Assignment ::
Pick out each line below containing "this".

Data for analysis ::
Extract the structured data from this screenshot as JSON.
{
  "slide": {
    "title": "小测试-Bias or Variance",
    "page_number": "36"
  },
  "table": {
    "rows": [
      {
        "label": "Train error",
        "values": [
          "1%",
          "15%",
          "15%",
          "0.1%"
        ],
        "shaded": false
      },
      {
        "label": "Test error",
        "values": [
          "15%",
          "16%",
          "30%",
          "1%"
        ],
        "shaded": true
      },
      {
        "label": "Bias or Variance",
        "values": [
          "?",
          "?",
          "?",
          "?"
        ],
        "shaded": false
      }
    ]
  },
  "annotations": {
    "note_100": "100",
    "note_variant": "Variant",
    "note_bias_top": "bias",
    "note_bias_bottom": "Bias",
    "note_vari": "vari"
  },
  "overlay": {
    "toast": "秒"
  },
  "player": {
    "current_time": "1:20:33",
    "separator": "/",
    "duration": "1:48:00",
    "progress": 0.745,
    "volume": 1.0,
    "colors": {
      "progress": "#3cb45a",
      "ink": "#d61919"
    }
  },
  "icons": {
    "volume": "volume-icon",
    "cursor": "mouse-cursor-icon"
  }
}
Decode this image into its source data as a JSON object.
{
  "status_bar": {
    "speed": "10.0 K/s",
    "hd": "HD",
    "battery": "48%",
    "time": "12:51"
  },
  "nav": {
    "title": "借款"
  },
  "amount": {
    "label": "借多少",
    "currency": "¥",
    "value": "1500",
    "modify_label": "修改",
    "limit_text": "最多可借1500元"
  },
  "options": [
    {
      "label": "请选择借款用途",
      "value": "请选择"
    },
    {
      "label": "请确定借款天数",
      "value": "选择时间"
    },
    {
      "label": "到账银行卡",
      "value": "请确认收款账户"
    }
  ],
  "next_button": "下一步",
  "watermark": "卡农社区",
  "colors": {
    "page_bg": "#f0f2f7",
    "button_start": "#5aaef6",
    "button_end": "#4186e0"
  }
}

Expected answer ::
Extract the structured data from this screenshot as JSON.
Decode this image into its source data as a JSON object.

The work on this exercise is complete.